The executive director of UN Women, the international agency devoted to gender equality and empowering women said, “It is a woman’s right to free movement, to travel, to explore, to enjoy public spaces, to ride public transportation without experiencing the fear of violence”. The unfortunate reality is that women traveling alone share a universal problem of sexual harassment and assault. Traveling in numbers could be the best protection against opportunistic offenders.
The bottom line is, traveling with a friend is always best, no matter the case, and if you or your friend has had a few too many drinks, take the ride together. You’ll never regret it. However, if that’s not possible, see number 2 below.
#2 If You Must Ride Uber Solo, Stay Connected en Route
If you must hail a ride alone, Uber and Lyft apps now easily allow you to stay connected to friends or family while en route.
You can send contacts your ETA and trip status as well as make an emergency 911 call directly through their apps. Friends and family will receive your driver’s name, vehicle info, and map location in real time allowing them to track your trip.
Take the time to quickly send your info to a friend, and if you know someone is riding alone, remind her to do the same!
Free Case Evaluation by an Experienced West Virginia Personal Injury Attorney
If you were injured by an Uber or Lyft driver as a passenger, pedestrian, or while driving or riding in another vehicle, recovering full and fair compensation for your injuries can be complicated without the help of an experienced motor vehicle accident lawyer. Companies like Uber may be valued at $70 billion; however, rideshare drivers are considered independent contractors. Uber and Lyft do not classify their drivers as employees, so the rideshare companies often try to deny responsibility for the injuries or harm caused by their drivers.
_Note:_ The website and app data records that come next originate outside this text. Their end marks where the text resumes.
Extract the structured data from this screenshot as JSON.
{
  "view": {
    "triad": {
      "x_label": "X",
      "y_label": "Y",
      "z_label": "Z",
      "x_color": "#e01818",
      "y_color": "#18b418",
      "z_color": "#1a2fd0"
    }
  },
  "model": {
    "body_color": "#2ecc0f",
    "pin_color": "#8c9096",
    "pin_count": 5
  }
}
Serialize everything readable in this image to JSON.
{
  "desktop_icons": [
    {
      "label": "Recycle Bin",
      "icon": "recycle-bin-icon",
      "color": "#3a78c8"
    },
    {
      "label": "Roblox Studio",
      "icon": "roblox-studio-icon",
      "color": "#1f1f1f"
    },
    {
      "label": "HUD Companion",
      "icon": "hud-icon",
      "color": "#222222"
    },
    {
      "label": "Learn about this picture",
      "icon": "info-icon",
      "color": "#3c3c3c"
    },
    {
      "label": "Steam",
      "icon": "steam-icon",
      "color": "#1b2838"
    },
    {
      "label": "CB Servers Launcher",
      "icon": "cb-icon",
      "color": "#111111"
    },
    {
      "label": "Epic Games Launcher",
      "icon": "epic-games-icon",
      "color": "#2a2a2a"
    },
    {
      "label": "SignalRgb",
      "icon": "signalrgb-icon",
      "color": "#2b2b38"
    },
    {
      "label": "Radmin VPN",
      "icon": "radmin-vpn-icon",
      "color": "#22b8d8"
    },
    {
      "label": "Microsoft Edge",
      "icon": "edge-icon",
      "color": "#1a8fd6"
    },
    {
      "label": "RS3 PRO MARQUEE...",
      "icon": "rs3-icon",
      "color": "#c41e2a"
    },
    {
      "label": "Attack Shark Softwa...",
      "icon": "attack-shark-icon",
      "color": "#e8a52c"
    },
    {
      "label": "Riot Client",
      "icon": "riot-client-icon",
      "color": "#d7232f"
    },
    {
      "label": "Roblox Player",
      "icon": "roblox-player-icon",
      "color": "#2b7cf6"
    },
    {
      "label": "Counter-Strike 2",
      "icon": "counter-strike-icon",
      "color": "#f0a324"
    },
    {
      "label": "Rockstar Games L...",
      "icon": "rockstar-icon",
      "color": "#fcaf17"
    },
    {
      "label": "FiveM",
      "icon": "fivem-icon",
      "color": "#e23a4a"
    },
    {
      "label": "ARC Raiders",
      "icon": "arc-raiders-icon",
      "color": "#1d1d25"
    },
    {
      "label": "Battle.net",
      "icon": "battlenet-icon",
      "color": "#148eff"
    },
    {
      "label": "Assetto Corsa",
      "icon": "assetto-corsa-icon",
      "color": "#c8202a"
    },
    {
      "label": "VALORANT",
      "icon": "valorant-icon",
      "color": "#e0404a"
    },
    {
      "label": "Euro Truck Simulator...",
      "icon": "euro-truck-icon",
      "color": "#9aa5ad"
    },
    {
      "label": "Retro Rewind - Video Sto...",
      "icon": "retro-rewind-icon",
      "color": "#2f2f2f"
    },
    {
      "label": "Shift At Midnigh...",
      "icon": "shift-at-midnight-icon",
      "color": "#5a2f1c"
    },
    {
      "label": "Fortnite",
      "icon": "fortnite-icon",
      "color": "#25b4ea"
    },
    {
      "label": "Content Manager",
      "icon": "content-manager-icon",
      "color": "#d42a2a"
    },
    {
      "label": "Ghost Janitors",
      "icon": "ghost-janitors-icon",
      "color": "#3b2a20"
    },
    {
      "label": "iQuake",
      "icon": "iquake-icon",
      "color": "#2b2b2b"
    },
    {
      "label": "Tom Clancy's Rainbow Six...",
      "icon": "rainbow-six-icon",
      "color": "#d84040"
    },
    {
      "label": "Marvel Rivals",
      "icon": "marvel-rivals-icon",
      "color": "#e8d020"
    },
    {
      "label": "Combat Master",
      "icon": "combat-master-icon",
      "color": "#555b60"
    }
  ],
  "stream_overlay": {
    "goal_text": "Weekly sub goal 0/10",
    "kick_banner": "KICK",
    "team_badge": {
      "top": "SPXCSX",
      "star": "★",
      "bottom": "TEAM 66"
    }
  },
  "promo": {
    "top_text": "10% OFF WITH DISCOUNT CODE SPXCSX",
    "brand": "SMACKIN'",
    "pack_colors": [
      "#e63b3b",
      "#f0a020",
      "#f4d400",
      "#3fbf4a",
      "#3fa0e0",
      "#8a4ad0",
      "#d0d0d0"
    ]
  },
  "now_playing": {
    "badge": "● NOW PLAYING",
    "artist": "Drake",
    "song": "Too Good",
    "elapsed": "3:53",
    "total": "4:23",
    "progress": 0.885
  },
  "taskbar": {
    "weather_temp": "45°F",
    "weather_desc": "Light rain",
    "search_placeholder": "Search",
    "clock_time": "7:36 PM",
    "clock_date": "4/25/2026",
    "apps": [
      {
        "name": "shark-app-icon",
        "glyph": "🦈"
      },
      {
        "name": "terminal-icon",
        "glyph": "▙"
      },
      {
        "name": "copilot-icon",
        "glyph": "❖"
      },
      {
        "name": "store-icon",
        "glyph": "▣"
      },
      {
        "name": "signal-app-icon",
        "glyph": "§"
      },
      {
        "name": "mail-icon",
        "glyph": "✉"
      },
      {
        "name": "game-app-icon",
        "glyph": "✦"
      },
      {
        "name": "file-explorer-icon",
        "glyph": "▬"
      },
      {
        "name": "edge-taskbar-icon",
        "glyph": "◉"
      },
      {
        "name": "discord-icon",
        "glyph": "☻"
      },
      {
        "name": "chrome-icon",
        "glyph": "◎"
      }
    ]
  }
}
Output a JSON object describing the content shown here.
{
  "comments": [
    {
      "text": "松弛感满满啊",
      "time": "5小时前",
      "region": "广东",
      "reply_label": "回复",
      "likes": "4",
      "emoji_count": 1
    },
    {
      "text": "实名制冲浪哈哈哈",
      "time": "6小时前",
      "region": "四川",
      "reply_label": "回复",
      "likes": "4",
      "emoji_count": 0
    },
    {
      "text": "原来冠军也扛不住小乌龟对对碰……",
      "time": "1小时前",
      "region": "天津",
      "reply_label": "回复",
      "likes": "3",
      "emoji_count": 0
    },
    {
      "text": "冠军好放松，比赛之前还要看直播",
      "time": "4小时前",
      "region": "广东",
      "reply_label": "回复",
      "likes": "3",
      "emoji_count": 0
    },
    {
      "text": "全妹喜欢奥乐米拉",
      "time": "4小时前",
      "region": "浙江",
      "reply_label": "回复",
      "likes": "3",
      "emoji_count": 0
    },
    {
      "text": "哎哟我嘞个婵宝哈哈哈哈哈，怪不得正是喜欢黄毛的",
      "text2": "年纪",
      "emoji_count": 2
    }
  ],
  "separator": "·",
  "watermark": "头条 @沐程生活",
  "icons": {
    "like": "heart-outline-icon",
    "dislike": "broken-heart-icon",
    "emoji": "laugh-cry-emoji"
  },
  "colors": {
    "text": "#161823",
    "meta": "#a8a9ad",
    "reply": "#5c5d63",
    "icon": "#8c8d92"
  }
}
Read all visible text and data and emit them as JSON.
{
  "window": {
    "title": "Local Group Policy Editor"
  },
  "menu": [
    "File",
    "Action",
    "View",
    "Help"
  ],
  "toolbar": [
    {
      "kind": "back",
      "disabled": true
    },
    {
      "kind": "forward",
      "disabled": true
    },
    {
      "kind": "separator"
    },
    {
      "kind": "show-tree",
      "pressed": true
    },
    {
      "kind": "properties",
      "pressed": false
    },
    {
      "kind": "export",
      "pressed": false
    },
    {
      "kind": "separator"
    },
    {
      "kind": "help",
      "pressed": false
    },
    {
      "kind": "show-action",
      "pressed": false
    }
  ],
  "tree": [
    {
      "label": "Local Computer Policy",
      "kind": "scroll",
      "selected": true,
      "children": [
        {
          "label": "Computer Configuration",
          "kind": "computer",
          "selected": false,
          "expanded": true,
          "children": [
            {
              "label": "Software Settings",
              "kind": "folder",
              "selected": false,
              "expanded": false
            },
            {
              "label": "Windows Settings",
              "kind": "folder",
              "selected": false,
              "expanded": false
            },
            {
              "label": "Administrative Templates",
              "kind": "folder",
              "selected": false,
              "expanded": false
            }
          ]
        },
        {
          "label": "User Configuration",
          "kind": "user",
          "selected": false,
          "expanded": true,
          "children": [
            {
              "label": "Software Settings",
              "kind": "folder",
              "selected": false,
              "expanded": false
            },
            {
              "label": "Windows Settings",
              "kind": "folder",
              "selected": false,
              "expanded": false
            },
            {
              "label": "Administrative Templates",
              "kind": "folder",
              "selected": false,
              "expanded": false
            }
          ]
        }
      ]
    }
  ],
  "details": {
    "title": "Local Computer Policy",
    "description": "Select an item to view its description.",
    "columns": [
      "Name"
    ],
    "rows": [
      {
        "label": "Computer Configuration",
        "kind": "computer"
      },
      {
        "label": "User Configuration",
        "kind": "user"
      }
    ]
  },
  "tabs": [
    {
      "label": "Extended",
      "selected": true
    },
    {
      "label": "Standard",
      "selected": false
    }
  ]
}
To contact us for a free case evaluation, call us at 1-877-943-WEST (9378). There’s also No Fee unless you recover compensation. For more information, please visit our West Virginia Rideshare Accident Page.